As an Islamic country, weekends in Oman fall on Friday and Saturday. On these days you may find many museums, attractions and some shops and restaurants closed. You’ll also find other attractions, like some of the more popular wadis, desert camps and mountain retreats, full with weekending families.
To avoid the crowds and the risk of not securing a booking where it’s required, try to visit key attractions during the week rather than at weekends. If that’s not possible, visit first thing in the day; you’ll miss the worst of the heat then too.
Work Around The Heat
If you’re out and about in the middle of the day, you may literally feel like you’re melting. Oman takes the concept of ‘hot’ to a whole new level.

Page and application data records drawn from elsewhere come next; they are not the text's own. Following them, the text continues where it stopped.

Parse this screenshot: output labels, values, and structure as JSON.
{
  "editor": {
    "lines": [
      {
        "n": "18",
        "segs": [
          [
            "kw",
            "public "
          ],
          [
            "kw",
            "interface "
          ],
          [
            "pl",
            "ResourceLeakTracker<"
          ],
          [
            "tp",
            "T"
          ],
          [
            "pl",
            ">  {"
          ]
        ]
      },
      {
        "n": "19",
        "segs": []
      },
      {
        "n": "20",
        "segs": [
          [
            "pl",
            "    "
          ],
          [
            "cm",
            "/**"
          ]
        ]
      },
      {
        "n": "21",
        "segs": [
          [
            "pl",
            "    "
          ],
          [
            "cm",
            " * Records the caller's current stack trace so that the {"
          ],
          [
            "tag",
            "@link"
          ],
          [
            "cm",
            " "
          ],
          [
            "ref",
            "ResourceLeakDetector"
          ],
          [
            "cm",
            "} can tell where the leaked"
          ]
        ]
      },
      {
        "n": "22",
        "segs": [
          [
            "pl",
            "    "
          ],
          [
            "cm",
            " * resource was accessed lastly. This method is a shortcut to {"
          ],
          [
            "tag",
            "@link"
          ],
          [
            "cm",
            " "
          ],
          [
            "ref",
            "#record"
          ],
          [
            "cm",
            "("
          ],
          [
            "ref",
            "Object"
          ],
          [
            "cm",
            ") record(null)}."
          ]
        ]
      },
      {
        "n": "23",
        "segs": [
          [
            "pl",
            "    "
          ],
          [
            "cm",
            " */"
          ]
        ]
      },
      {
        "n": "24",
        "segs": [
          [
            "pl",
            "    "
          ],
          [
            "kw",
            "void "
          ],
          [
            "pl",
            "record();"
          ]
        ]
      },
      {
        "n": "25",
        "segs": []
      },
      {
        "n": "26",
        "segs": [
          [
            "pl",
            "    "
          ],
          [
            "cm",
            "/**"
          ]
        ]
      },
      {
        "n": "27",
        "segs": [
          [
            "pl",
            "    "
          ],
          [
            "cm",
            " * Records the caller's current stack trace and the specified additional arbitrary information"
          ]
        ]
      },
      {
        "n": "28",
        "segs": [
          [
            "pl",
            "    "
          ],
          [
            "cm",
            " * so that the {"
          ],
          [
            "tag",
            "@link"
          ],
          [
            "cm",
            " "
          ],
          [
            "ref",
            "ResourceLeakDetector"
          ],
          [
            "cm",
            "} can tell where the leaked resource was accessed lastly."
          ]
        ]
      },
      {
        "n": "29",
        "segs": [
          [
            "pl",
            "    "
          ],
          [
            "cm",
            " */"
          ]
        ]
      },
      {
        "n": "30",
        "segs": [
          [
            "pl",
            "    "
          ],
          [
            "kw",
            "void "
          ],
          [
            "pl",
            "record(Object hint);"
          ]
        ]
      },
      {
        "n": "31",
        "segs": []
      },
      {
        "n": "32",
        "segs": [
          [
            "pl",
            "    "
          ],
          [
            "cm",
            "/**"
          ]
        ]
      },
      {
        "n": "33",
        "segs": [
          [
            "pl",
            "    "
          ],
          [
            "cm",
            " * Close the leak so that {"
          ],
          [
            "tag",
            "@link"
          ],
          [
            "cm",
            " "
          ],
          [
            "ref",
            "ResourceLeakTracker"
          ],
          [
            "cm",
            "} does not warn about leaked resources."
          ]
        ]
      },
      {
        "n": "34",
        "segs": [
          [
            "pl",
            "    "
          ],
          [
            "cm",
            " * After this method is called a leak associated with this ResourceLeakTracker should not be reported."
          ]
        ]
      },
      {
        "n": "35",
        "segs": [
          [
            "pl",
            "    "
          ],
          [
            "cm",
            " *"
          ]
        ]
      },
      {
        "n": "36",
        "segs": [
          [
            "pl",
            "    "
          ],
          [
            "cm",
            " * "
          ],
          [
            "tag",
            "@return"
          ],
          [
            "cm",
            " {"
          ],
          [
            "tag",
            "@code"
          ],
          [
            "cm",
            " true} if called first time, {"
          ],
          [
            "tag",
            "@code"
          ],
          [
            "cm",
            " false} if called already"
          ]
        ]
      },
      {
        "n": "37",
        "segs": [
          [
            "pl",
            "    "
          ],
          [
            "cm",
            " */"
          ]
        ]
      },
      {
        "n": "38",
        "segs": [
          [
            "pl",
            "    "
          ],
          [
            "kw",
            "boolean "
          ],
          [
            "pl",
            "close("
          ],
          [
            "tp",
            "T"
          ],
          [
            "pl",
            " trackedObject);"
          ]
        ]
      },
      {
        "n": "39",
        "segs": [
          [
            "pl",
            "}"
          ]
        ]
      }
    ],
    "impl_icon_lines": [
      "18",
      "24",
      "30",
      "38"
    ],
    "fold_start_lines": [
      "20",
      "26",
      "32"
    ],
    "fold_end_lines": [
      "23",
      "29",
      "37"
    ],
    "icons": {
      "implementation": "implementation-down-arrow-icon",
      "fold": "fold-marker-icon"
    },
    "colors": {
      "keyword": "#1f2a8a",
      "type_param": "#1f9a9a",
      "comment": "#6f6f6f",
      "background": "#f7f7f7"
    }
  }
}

If your Oman itinerary allows, try to plan your activities so that you’re inside, and out of the heat, between the hours of 12pm and 3pm. Hit up a museum, enjoy some Omani coffee and dates in a café, snooze back at your hotel or drive to your next destination…set aside the afternoons for chilling in aircon.
From 4pm on, the temps start to wane, the light is perfect for photos, and Omanis come out to socialise.
Make Time For Roadworks
While the roads in Oman are excellent, work is afoot to make them even better. You’ll find roads under construction almost everywhere you go, meaning roadworks and speed restrictions in some areas, and the occasional diversion in others.
We recommend building in extra travel time to your itinerary to account for roadworks.
Do you have other questions, or insights to share about your own trip to Oman? Let us know below.